Why Study This?
Knowing the bones and the bumps on the bones is critical for the following:
1. Being able to identify PALPABLE LANDMARKS, and therefore, predict where you would find underlying/associated organs and structures (this would be called topography).
2. Being able to succinctly describe locations of fractures/lesions
3. Being able to identify structures on radiographs
4. Understanding where muscles attach in order to know normal aspects of movement
Many of the pages in this lesson will use a sequence of images. You can recognize an image series by the number series and arrows underneath an image. To optimize your use of these image series :
1. To move through the image series, USE YOUR FORWARD AND REVERSE KEYBOARD ARROWS. Do NOT use your mouse if at all possible.
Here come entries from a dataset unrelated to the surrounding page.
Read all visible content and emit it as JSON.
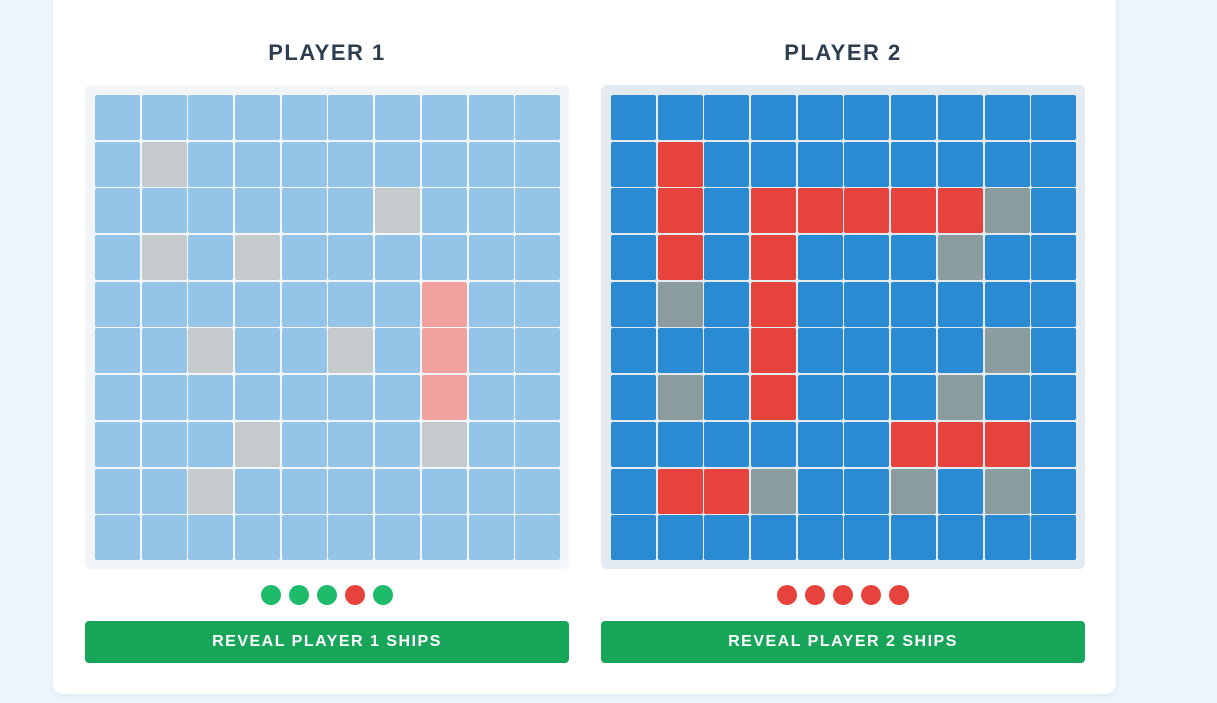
{
  "players": [
    {
      "title": "PLAYER 1",
      "reveal_label": "REVEAL PLAYER 1 SHIPS",
      "ship_status": [
        "alive",
        "alive",
        "alive",
        "sunk",
        "alive"
      ],
      "grid": [
        [
          "water",
          "water",
          "water",
          "water",
          "water",
          "water",
          "water",
          "water",
          "water",
          "water"
        ],
        [
          "water",
          "miss",
          "water",
          "water",
          "water",
          "water",
          "water",
          "water",
          "water",
          "water"
        ],
        [
          "water",
          "water",
          "water",
          "water",
          "water",
          "water",
          "miss",
          "water",
          "water",
          "water"
        ],
        [
          "water",
          "miss",
          "water",
          "miss",
          "water",
          "water",
          "water",
          "water",
          "water",
          "water"
        ],
        [
          "water",
          "water",
          "water",
          "water",
          "water",
          "water",
          "water",
          "hit",
          "water",
          "water"
        ],
        [
          "water",
          "water",
          "miss",
          "water",
          "water",
          "miss",
          "water",
          "hit",
          "water",
          "water"
        ],
        [
          "water",
          "water",
          "water",
          "water",
          "water",
          "water",
          "water",
          "hit",
          "water",
          "water"
        ],
        [
          "water",
          "water",
          "water",
          "miss",
          "water",
          "water",
          "water",
          "miss",
          "water",
          "water"
        ],
        [
          "water",
          "water",
          "miss",
          "water",
          "water",
          "water",
          "water",
          "water",
          "water",
          "water"
        ],
        [
          "water",
          "water",
          "water",
          "water",
          "water",
          "water",
          "water",
          "water",
          "water",
          "water"
        ]
      ]
    },
    {
      "title": "PLAYER 2",
      "reveal_label": "REVEAL PLAYER 2 SHIPS",
      "ship_status": [
        "sunk",
        "sunk",
        "sunk",
        "sunk",
        "sunk"
      ],
      "grid": [
        [
          "water",
          "water",
          "water",
          "water",
          "water",
          "water",
          "water",
          "water",
          "water",
          "water"
        ],
        [
          "water",
          "hit",
          "water",
          "water",
          "water",
          "water",
          "water",
          "water",
          "water",
          "water"
        ],
        [
          "water",
          "hit",
          "water",
          "hit",
          "hit",
          "hit",
          "hit",
          "hit",
          "miss",
          "water"
        ],
        [
          "water",
          "hit",
          "water",
          "hit",
          "water",
          "water",
          "water",
          "miss",
          "water",
          "water"
        ],
        [
          "water",
          "miss",
          "water",
          "hit",
          "water",
          "water",
          "water",
          "water",
          "water",
          "water"
        ],
        [
          "water",
          "water",
          "water",
          "hit",
          "water",
          "water",
          "water",
          "water",
          "miss",
          "water"
        ],
        [
          "water",
          "miss",
          "water",
          "hit",
          "water",
          "water",
          "water",
          "miss",
          "water",
          "water"
        ],
        [
          "water",
          "water",
          "water",
          "water",
          "water",
          "water",
          "hit",
          "hit",
          "hit",
          "water"
        ],
        [
          "water",
          "hit",
          "hit",
          "miss",
          "water",
          "water",
          "miss",
          "water",
          "miss",
          "water"
        ],
        [
          "water",
          "water",
          "water",
          "water",
          "water",
          "water",
          "water",
          "water",
          "water",
          "water"
        ]
      ]
    }
  ],
  "colors": {
    "alive": "#1dbb6a",
    "sunk": "#e6433c",
    "button": "#17a55a"
  }
}
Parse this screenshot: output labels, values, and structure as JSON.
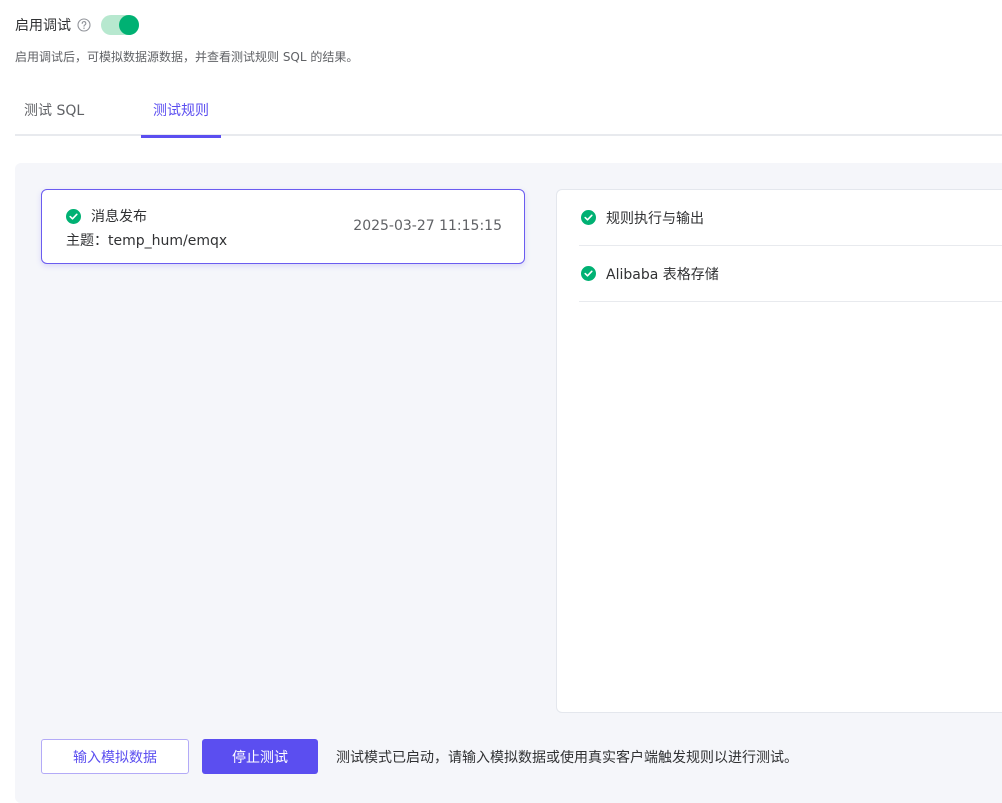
{
  "debug": {
    "label": "启用调试",
    "enabled": true,
    "description": "启用调试后，可模拟数据源数据，并查看测试规则 SQL 的结果。"
  },
  "tabs": [
    {
      "label": "测试 SQL",
      "active": false
    },
    {
      "label": "测试规则",
      "active": true
    }
  ],
  "event": {
    "name": "消息发布",
    "topic": "主题：temp_hum/emqx",
    "time": "2025-03-27 11:15:15"
  },
  "results": [
    {
      "label": "规则执行与输出"
    },
    {
      "label": "Alibaba 表格存储"
    }
  ],
  "actions": {
    "input_mock": "输入模拟数据",
    "stop_test": "停止测试",
    "status": "测试模式已启动，请输入模拟数据或使用真实客户端触发规则以进行测试。"
  },
  "colors": {
    "accent": "#5b4ef0",
    "success": "#00b173"
  }
}
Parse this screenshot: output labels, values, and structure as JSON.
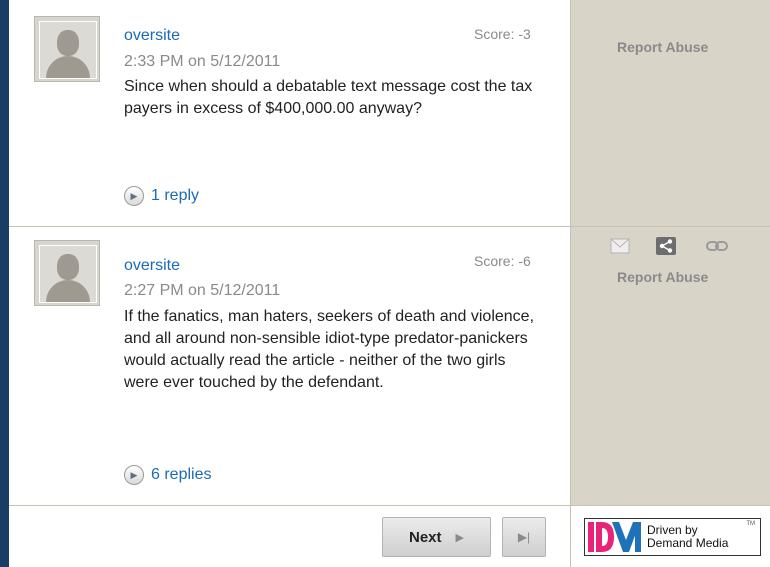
{
  "comments": [
    {
      "username": "oversite",
      "score": "Score: -3",
      "timestamp": "2:33 PM on 5/12/2011",
      "text": "Since when should a debatable text message cost the tax payers in excess of $400,000.00 anyway?",
      "replies": "1 reply",
      "report": "Report Abuse"
    },
    {
      "username": "oversite",
      "score": "Score: -6",
      "timestamp": "2:27 PM on 5/12/2011",
      "text": "If the fanatics, man haters, seekers of death and violence, and all around non-sensible idiot-type predator-panickers would actually read the article - neither of the two girls were ever touched by the defendant.",
      "replies": "6 replies",
      "report": "Report Abuse",
      "share_icons": [
        "email-icon",
        "share-icon",
        "link-icon"
      ]
    }
  ],
  "pagination": {
    "next_label": "Next",
    "next_arrow": "▶",
    "last_arrow": "▶|"
  },
  "footer_logo": {
    "mark": "DM",
    "line1": "Driven by",
    "line2": "Demand Media",
    "tm": "TM"
  },
  "colors": {
    "accent_bar": "#1a3d66",
    "link": "#1a6bb5",
    "sidebar_bg": "#d8d4c8",
    "logo_pink": "#e8237a",
    "logo_blue": "#1e72b8"
  }
}
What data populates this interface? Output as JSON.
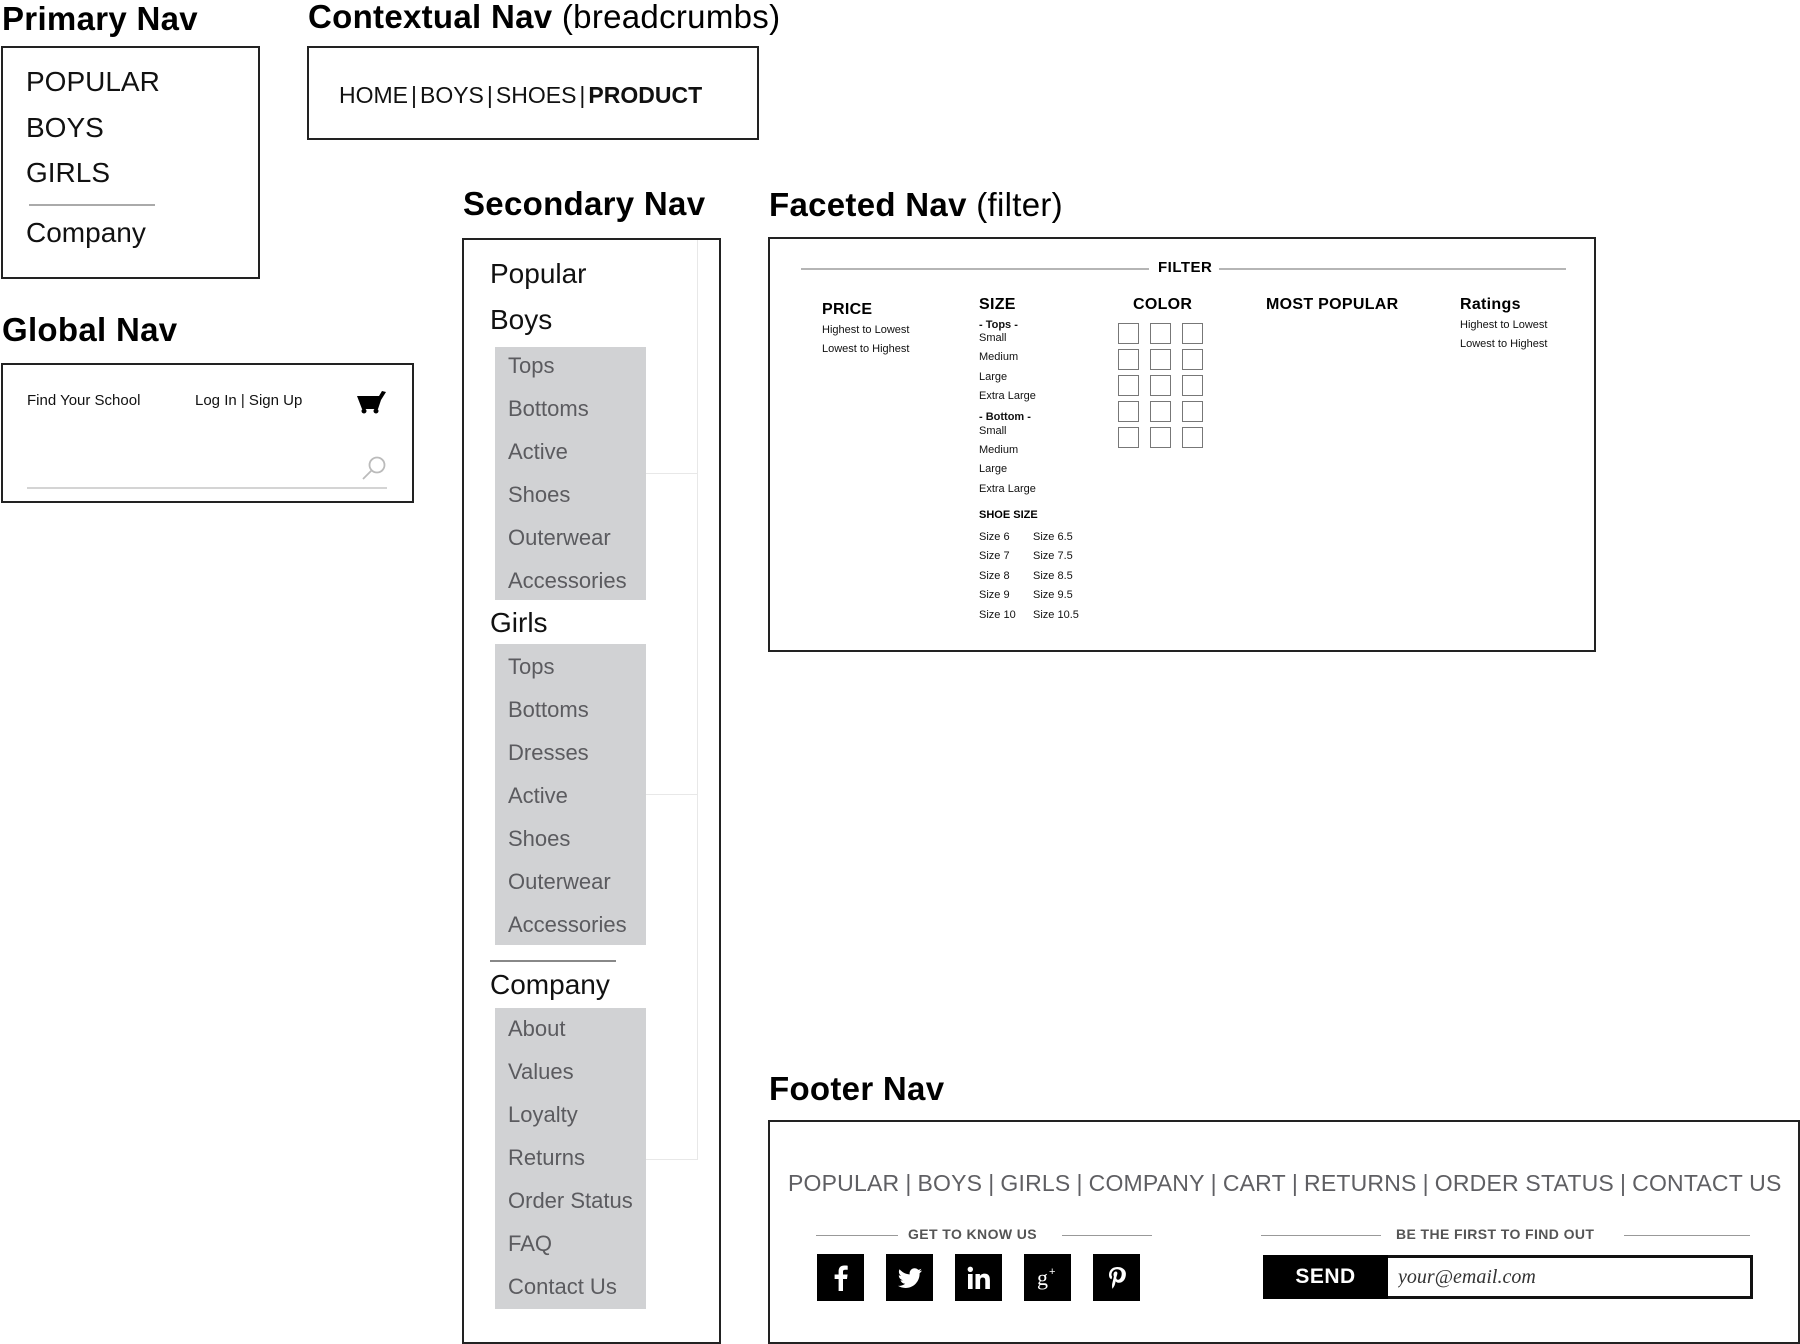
{
  "primary_nav": {
    "title": "Primary Nav",
    "items": [
      "POPULAR",
      "BOYS",
      "GIRLS"
    ],
    "company": "Company"
  },
  "contextual_nav": {
    "title": "Contextual Nav",
    "subtitle": "(breadcrumbs)",
    "crumbs": [
      "HOME",
      "BOYS",
      "SHOES"
    ],
    "current": "PRODUCT",
    "separator": "|"
  },
  "global_nav": {
    "title": "Global Nav",
    "find_school": "Find Your School",
    "login": "Log In | Sign Up",
    "cart_icon": "cart-icon",
    "search_icon": "search-icon",
    "search_placeholder": ""
  },
  "secondary_nav": {
    "title": "Secondary Nav",
    "popular": "Popular",
    "boys": {
      "label": "Boys",
      "items": [
        "Tops",
        "Bottoms",
        "Active",
        "Shoes",
        "Outerwear",
        "Accessories"
      ]
    },
    "girls": {
      "label": "Girls",
      "items": [
        "Tops",
        "Bottoms",
        "Dresses",
        "Active",
        "Shoes",
        "Outerwear",
        "Accessories"
      ]
    },
    "company": {
      "label": "Company",
      "items": [
        "About",
        "Values",
        "Loyalty",
        "Returns",
        "Order Status",
        "FAQ",
        "Contact Us"
      ]
    }
  },
  "faceted_nav": {
    "title": "Faceted Nav",
    "subtitle": "(filter)",
    "filter_label": "FILTER",
    "price": {
      "label": "PRICE",
      "options": [
        "Highest to Lowest",
        "Lowest to Highest"
      ]
    },
    "size": {
      "label": "SIZE",
      "tops_label": "- Tops -",
      "tops": [
        "Small",
        "Medium",
        "Large",
        "Extra Large"
      ],
      "bottom_label": "- Bottom -",
      "bottom": [
        "Small",
        "Medium",
        "Large",
        "Extra Large"
      ]
    },
    "shoe_size": {
      "label": "SHOE SIZE",
      "left": [
        "Size 6",
        "Size 7",
        "Size 8",
        "Size 9",
        "Size 10"
      ],
      "right": [
        "Size 6.5",
        "Size 7.5",
        "Size 8.5",
        "Size 9.5",
        "Size 10.5"
      ]
    },
    "color": {
      "label": "COLOR",
      "rows": 5,
      "cols": 3
    },
    "most_popular": {
      "label": "MOST POPULAR"
    },
    "ratings": {
      "label": "Ratings",
      "options": [
        "Highest to Lowest",
        "Lowest to Highest"
      ]
    }
  },
  "footer_nav": {
    "title": "Footer Nav",
    "links": [
      "POPULAR",
      "BOYS",
      "GIRLS",
      "COMPANY",
      "CART",
      "RETURNS",
      "ORDER STATUS",
      "CONTACT US"
    ],
    "separator": "|",
    "get_to_know": "GET TO KNOW US",
    "social": [
      "facebook-icon",
      "twitter-icon",
      "linkedin-icon",
      "google-plus-icon",
      "pinterest-icon"
    ],
    "be_first": "BE THE FIRST TO FIND OUT",
    "send_label": "SEND",
    "email_placeholder": "your@email.com"
  },
  "colors": {
    "border": "#222222",
    "submenu_bg": "#d1d2d4",
    "submenu_text": "#5b5b5f",
    "footer_text": "#5f5f63",
    "button_bg": "#000000"
  }
}
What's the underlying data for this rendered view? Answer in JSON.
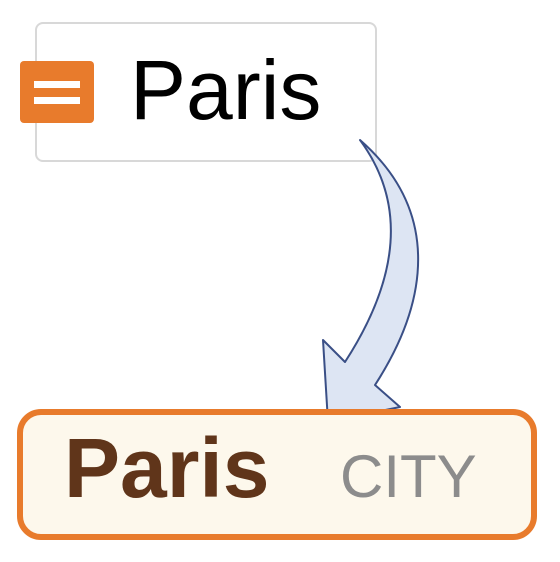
{
  "source": {
    "icon": "menu-lines-icon",
    "label": "Paris"
  },
  "result": {
    "name": "Paris",
    "type_tag": "CITY"
  },
  "colors": {
    "accent_orange": "#e87b2c",
    "result_fill": "#fdf8ec",
    "result_text": "#60351a",
    "type_text": "#8c8c8c",
    "arrow_fill": "#dde5f3",
    "arrow_stroke": "#3a4f86"
  }
}
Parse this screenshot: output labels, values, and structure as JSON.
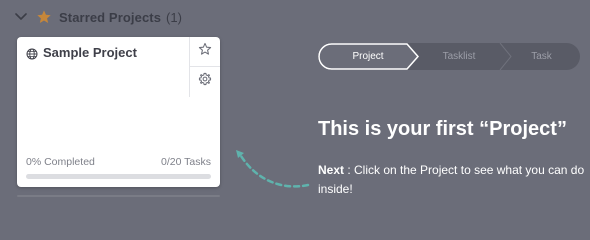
{
  "section": {
    "title": "Starred Projects",
    "count": "(1)",
    "chevron_icon": "chevron-down-icon",
    "star_icon": "star-filled-icon",
    "star_color": "#c6873a"
  },
  "card": {
    "title": "Sample Project",
    "globe_icon": "globe-icon",
    "actions": [
      {
        "icon": "star-outline-icon"
      },
      {
        "icon": "gear-icon"
      }
    ],
    "completed_text": "0% Completed",
    "tasks_text": "0/20 Tasks",
    "progress": 0
  },
  "stepper": {
    "steps": [
      "Project",
      "Tasklist",
      "Task"
    ],
    "active_index": 0
  },
  "onboarding": {
    "title": "This is your first “Project”",
    "next_label": "Next",
    "description": " : Click on the Project to see what you can do inside!",
    "accent_color": "#5fb3ad"
  }
}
2. When you first load the page it will often take about 15 seconds or so for larger image sequences to load. Evidence all of the images have not yet loaded are "disappearing" images when you attempt to navigate through the series with the keyboard arrows.
3. Once all of the images have loaded you are ready to go! Proceed forward and backward at whatever speed you desire, noting important objectives. To proceed at "live speed" continuously press on an arrow.
4. If you desire you can increase the display size of an image series by changing your web browser zoom.
5. Once you have loaded your sequence it will be retained in your cache. When you return to that page there will not be a delay in loading (until you delete your cache or hit a complete page refresh [i.e. F5]).
6. The time it takes to load a series depends on:
++++A. The quality of your internet connection
++++B. The length of the image series. Some CT scans might take 30-45 seconds.